(Dataset rows describing interfaces)
★ ★ ★ ★ ★

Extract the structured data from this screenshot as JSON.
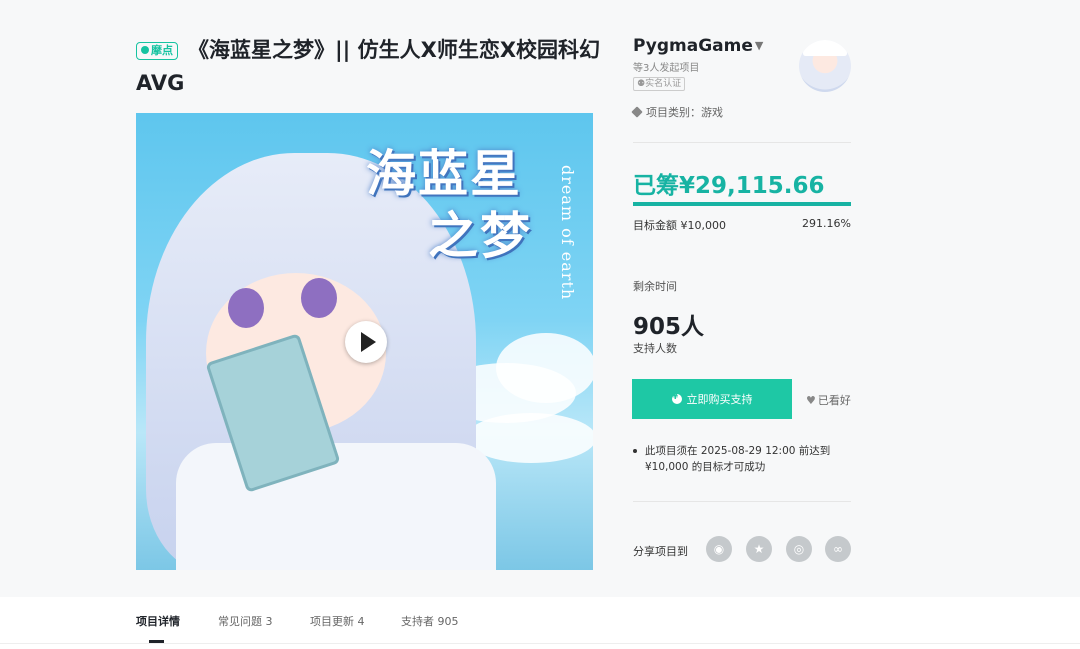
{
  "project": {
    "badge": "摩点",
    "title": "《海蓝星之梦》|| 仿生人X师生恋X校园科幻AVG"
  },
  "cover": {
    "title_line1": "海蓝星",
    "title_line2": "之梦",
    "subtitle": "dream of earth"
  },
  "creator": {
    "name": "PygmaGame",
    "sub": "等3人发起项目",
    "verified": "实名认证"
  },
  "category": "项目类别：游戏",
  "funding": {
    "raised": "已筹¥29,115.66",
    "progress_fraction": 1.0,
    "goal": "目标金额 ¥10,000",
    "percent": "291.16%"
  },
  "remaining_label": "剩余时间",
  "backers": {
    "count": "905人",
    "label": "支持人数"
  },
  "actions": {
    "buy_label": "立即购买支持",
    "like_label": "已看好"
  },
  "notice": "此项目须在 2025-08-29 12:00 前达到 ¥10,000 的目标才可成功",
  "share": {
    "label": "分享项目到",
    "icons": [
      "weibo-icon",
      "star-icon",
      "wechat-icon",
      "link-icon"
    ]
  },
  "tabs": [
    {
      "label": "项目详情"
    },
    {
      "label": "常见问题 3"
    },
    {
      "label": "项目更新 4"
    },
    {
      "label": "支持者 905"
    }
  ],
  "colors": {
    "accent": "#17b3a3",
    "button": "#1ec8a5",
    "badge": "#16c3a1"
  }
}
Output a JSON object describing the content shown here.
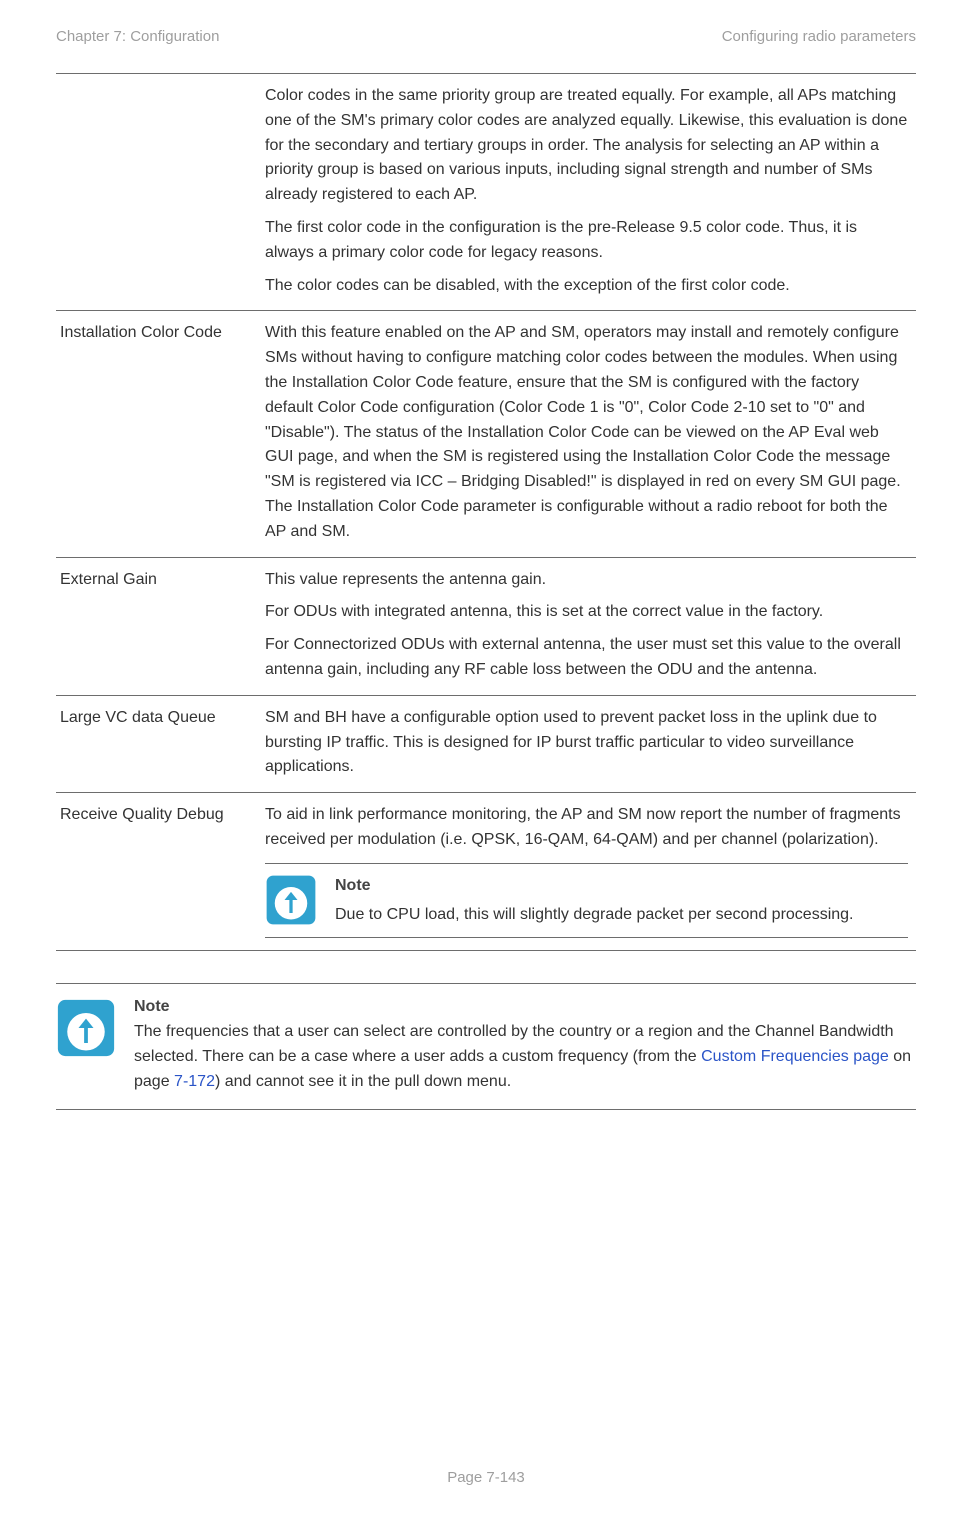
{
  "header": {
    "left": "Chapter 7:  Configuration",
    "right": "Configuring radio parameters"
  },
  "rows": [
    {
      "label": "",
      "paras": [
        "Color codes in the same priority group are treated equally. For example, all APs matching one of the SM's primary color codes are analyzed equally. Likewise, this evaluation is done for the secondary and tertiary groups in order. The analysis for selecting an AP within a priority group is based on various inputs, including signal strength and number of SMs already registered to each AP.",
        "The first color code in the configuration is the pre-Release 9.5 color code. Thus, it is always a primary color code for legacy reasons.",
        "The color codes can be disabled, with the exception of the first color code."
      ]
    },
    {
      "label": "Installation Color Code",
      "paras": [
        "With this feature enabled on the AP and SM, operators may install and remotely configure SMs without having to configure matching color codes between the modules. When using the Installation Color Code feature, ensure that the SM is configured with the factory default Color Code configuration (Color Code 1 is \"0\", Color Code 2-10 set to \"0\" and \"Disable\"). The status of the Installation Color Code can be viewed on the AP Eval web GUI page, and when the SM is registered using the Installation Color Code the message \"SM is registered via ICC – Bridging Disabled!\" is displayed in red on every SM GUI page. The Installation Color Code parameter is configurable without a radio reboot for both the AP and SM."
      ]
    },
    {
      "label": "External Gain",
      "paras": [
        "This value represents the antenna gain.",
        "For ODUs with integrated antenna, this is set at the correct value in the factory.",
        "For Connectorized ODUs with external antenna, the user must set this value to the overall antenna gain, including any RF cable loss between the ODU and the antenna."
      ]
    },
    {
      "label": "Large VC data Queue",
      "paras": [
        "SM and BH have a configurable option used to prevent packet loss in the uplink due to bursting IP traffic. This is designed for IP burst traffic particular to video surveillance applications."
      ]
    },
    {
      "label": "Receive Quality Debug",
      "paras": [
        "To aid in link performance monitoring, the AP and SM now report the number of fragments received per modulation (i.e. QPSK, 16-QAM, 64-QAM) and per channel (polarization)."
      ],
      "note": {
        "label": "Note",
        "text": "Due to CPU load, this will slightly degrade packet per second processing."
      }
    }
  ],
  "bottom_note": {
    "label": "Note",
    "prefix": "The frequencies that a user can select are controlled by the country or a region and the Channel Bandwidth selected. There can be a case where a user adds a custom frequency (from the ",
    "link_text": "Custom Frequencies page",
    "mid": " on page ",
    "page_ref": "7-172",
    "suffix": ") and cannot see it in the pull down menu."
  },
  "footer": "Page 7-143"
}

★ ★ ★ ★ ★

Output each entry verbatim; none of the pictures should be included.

• [EXERCISE SOLUTION]:
Extract the structured data from this screenshot as JSON.
{
  "project": {
    "badge": "摩点",
    "title": "《海蓝星之梦》|| 仿生人X师生恋X校园科幻AVG"
  },
  "cover": {
    "title_line1": "海蓝星",
    "title_line2": "之梦",
    "subtitle": "dream of earth"
  },
  "creator": {
    "name": "PygmaGame",
    "sub": "等3人发起项目",
    "verified": "实名认证"
  },
  "category": "项目类别：游戏",
  "funding": {
    "raised": "已筹¥29,115.66",
    "progress_fraction": 1.0,
    "goal": "目标金额 ¥10,000",
    "percent": "291.16%"
  },
  "remaining_label": "剩余时间",
  "backers": {
    "count": "905人",
    "label": "支持人数"
  },
  "actions": {
    "buy_label": "立即购买支持",
    "like_label": "已看好"
  },
  "notice": "此项目须在 2025-08-29 12:00 前达到 ¥10,000 的目标才可成功",
  "share": {
    "label": "分享项目到",
    "icons": [
      "weibo-icon",
      "star-icon",
      "wechat-icon",
      "link-icon"
    ]
  },
  "tabs": [
    {
      "label": "项目详情"
    },
    {
      "label": "常见问题 3"
    },
    {
      "label": "项目更新 4"
    },
    {
      "label": "支持者 905"
    }
  ],
  "colors": {
    "accent": "#17b3a3",
    "button": "#1ec8a5",
    "badge": "#16c3a1"
  }
}
Output a JSON object describing the content shown here.
{
  "header": {
    "left": "Chapter 7:  Configuration",
    "right": "Configuring radio parameters"
  },
  "rows": [
    {
      "label": "",
      "paras": [
        "Color codes in the same priority group are treated equally. For example, all APs matching one of the SM's primary color codes are analyzed equally. Likewise, this evaluation is done for the secondary and tertiary groups in order. The analysis for selecting an AP within a priority group is based on various inputs, including signal strength and number of SMs already registered to each AP.",
        "The first color code in the configuration is the pre-Release 9.5 color code. Thus, it is always a primary color code for legacy reasons.",
        "The color codes can be disabled, with the exception of the first color code."
      ]
    },
    {
      "label": "Installation Color Code",
      "paras": [
        "With this feature enabled on the AP and SM, operators may install and remotely configure SMs without having to configure matching color codes between the modules. When using the Installation Color Code feature, ensure that the SM is configured with the factory default Color Code configuration (Color Code 1 is \"0\", Color Code 2-10 set to \"0\" and \"Disable\"). The status of the Installation Color Code can be viewed on the AP Eval web GUI page, and when the SM is registered using the Installation Color Code the message \"SM is registered via ICC – Bridging Disabled!\" is displayed in red on every SM GUI page. The Installation Color Code parameter is configurable without a radio reboot for both the AP and SM."
      ]
    },
    {
      "label": "External Gain",
      "paras": [
        "This value represents the antenna gain.",
        "For ODUs with integrated antenna, this is set at the correct value in the factory.",
        "For Connectorized ODUs with external antenna, the user must set this value to the overall antenna gain, including any RF cable loss between the ODU and the antenna."
      ]
    },
    {
      "label": "Large VC data Queue",
      "paras": [
        "SM and BH have a configurable option used to prevent packet loss in the uplink due to bursting IP traffic. This is designed for IP burst traffic particular to video surveillance applications."
      ]
    },
    {
      "label": "Receive Quality Debug",
      "paras": [
        "To aid in link performance monitoring, the AP and SM now report the number of fragments received per modulation (i.e. QPSK, 16-QAM, 64-QAM) and per channel (polarization)."
      ],
      "note": {
        "label": "Note",
        "text": "Due to CPU load, this will slightly degrade packet per second processing."
      }
    }
  ],
  "bottom_note": {
    "label": "Note",
    "prefix": "The frequencies that a user can select are controlled by the country or a region and the Channel Bandwidth selected. There can be a case where a user adds a custom frequency (from the ",
    "link_text": "Custom Frequencies page",
    "mid": " on page ",
    "page_ref": "7-172",
    "suffix": ") and cannot see it in the pull down menu."
  },
  "footer": "Page 7-143"
}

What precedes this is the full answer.